The private members bill put forward by Blaine Calkins is nothing but an attack on workers' rights to have a union.

Page content

The bill is An Act to amend the Canada Labour Code, the Parliamentary Employment and Staff Relations Act and the Public Service Labour Relations Act (certification and revocation — bargaining agent)

Contrary to Conservative Party talking points, Bill C-525 is not just about moving away from card check, it is about establishing a minority-driven, open-season for a union de-certification process.

The process outlined for decertification in the bill is unprecedented in Canada and is not similar to any provincial labour legislation.

The Act changes this process so that an union certification or de-certification process requires only 45% of the members of the bargaining to sign cards. At this point a secret ballot vote will be called by the labour board.

In an non-unionized workplace, this will trigger a vote where 50%+1 of all workers in the defined bargaining unit will have to vote in favour of unionization or the certification will fail.

In a unionized workplace, 50%+1 of all workers covered by the collective agreement would have to vote in favour of keeping the union or the union is de-certified as the bargaining agent.

Bill C-525 would eliminate “card check” for federally regulated sectors and replaces it with a drawn-out and onerous card signing and subsequent ballot voting process.

It is without a doubt that the elimination of card check greatly reduces the ability of unions to organize. This has been shown in many studies examining Canadian and US labour unionization rates under different legislative conditions over the previous two decades.

The effects of eliminating card-check are well known by conservatives and it is part of the attack on unions and undermining workers’ rights.

Bill C-525 will lead to increased opportunity for intimidation from the employer, which in this case either the government or the corporation in a federally regulated sector.

With the Conservatives as your employer, would you we really want a drawn-out, two-stage certification/de-certification process? What kind of nastiness would result in that time between signing cards and a vote? If you are in a small work place, it will be even worse. The ballot process has been rejected by reports at the federal level as far back as 1996 (Sims Report, Seeking A Balance - Task Force to review Part 1 of the Canada Labour Code (1995-1996)) which have consistently stated that card check is the preferred method of union certification and decertification.
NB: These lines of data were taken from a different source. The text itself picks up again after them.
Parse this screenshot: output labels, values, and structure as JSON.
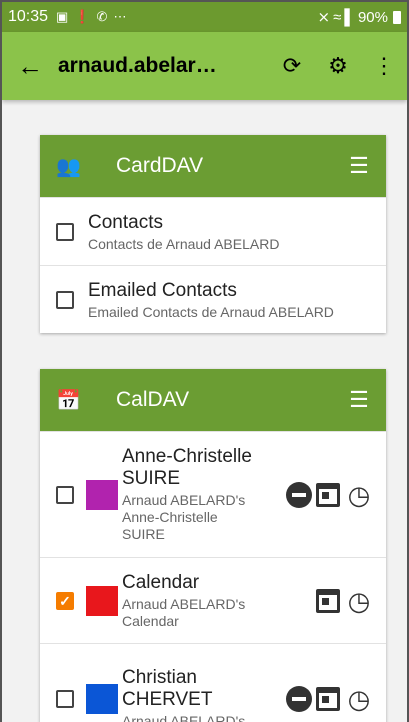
{
  "statusbar": {
    "time": "10:35",
    "icons": [
      "image-icon",
      "alert-icon",
      "whatsapp-icon",
      "more-icon"
    ],
    "battery": "90%"
  },
  "appbar": {
    "title": "arnaud.abelar…"
  },
  "carddav": {
    "title": "CardDAV",
    "items": [
      {
        "name": "Contacts",
        "desc": "Contacts de Arnaud ABELARD",
        "checked": false
      },
      {
        "name": "Emailed Contacts",
        "desc": "Emailed Contacts de Arnaud ABELARD",
        "checked": false
      }
    ]
  },
  "caldav": {
    "title": "CalDAV",
    "items": [
      {
        "name": "Anne-Christelle SUIRE",
        "desc": "Arnaud ABELARD's Anne-Christelle SUIRE",
        "color": "#b123ae",
        "checked": false,
        "readonly": true
      },
      {
        "name": "Calendar",
        "desc": "Arnaud ABELARD's Calendar",
        "color": "#e8171c",
        "checked": true,
        "readonly": false
      },
      {
        "name": "Christian CHERVET",
        "desc": "Arnaud ABELARD's",
        "color": "#0b56d6",
        "checked": false,
        "readonly": true
      }
    ]
  },
  "colors": {
    "statusbar": "#6c9a2f",
    "appbar": "#8bc34a",
    "card_header": "#6b9d33",
    "checkbox_checked": "#f57c00"
  }
}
Federally regulated sector employees who are trying to unionize reasonably fear retribution from the employer/government and is why card check is needed. If more than 50% of workers in a workplace sign a card (and have pay $5 to do so), it is like casting a vote. Forcing another vote, overseen by the government, is simply an unnecessary road-block in the way of the workers’ right to unionize.